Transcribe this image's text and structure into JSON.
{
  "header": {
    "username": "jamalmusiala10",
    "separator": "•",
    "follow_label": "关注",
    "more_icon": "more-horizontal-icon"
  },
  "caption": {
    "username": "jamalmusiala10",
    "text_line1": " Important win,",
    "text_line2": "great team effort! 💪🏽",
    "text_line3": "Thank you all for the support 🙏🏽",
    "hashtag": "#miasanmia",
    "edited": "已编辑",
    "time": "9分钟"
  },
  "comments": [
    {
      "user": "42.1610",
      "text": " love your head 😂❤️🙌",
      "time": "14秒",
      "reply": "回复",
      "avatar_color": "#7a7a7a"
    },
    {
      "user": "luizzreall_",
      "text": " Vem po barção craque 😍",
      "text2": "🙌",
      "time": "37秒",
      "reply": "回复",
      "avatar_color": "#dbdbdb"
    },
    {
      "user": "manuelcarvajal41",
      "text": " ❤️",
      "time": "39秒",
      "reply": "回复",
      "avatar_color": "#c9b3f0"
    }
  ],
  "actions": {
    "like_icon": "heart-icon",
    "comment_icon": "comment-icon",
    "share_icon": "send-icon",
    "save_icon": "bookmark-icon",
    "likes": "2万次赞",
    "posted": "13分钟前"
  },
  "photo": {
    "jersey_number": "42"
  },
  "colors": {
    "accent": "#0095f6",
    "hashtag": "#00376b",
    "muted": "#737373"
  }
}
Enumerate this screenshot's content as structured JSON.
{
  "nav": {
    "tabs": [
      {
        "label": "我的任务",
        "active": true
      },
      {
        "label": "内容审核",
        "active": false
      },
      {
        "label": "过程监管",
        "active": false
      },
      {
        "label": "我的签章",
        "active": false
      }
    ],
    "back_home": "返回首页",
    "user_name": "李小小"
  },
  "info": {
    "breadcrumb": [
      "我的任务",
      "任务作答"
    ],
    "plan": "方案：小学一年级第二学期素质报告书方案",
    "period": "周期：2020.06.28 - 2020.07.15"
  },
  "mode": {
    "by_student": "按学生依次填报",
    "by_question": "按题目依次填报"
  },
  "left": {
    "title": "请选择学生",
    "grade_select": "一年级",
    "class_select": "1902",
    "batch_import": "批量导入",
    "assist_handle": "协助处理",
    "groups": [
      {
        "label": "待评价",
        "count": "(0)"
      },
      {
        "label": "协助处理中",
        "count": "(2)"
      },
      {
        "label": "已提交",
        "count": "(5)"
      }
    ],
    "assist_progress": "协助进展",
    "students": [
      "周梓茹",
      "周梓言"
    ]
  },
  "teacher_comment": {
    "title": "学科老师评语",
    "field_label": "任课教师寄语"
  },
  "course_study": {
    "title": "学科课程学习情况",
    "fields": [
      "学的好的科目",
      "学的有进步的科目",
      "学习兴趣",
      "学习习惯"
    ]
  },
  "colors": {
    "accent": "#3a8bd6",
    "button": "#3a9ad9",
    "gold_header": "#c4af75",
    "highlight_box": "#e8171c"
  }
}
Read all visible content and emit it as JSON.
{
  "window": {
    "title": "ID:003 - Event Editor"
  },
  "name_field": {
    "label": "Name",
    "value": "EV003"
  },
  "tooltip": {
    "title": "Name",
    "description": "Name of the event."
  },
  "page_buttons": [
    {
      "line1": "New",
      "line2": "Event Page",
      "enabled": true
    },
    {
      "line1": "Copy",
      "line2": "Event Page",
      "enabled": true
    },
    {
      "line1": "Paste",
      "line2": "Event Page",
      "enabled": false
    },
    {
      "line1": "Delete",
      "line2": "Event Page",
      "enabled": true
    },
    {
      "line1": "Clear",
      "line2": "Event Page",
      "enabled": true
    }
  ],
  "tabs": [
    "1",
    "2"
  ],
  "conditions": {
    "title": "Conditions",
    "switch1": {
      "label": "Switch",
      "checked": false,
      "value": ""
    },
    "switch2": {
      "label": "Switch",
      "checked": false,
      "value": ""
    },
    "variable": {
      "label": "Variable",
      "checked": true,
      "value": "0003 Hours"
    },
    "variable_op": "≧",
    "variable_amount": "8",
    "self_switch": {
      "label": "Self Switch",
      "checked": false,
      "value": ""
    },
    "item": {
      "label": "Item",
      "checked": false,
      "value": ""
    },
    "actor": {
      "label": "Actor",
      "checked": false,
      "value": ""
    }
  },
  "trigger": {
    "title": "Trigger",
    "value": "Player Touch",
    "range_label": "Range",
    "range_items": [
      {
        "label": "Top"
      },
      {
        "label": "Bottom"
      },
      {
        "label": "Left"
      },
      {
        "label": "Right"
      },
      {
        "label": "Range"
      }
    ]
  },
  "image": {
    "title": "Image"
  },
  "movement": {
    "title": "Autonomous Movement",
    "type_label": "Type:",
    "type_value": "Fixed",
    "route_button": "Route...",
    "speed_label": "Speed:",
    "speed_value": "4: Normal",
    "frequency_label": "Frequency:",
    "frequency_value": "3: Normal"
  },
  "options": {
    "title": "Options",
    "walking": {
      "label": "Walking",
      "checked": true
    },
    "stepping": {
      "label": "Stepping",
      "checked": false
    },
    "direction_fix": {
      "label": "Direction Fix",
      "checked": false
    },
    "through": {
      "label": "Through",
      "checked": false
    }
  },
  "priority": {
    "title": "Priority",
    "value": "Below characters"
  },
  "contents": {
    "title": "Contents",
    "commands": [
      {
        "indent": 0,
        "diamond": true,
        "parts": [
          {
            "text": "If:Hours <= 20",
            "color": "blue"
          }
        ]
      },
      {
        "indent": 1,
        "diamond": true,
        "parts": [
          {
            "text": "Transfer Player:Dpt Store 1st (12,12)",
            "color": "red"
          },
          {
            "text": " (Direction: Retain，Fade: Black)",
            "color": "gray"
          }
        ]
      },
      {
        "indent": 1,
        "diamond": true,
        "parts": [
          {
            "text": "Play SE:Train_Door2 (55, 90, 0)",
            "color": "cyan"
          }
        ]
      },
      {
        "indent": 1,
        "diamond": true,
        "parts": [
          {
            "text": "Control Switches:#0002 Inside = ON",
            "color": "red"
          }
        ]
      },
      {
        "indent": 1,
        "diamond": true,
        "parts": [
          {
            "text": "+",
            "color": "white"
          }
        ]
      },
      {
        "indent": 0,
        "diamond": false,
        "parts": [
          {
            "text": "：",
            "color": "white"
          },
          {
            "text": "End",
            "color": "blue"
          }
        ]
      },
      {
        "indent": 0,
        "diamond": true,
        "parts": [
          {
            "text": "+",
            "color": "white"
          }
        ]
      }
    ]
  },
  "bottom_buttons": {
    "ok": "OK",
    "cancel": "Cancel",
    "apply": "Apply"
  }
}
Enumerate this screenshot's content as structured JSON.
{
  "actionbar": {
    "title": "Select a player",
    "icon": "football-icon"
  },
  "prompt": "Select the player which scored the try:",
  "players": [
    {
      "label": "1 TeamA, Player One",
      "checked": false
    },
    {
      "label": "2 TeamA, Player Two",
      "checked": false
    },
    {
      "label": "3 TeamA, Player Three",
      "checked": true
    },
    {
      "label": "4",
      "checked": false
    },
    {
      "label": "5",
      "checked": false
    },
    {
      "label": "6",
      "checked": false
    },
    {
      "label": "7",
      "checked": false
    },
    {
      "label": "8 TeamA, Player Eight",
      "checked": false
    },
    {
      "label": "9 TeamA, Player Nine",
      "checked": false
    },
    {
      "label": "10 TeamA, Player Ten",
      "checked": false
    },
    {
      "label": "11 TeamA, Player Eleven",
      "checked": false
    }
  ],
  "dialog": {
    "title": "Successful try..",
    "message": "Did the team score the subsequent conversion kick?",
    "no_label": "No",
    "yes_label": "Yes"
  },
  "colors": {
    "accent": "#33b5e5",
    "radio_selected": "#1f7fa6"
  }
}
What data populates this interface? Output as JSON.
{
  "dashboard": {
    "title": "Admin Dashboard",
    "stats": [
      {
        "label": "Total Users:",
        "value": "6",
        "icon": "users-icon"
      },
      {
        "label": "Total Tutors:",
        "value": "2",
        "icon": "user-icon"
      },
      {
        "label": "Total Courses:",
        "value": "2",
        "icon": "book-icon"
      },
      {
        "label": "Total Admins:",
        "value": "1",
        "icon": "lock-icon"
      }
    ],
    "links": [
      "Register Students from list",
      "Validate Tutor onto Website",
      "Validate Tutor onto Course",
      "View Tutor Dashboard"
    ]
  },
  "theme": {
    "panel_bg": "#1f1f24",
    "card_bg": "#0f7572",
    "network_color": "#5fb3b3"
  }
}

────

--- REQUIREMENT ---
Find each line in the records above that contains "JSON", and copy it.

--- SOLUTION ---
Transcribe this image's text and structure into JSON.
Enumerate this screenshot's content as structured JSON.
Read all visible content and emit it as JSON.
Enumerate this screenshot's content as structured JSON.
What data populates this interface? Output as JSON.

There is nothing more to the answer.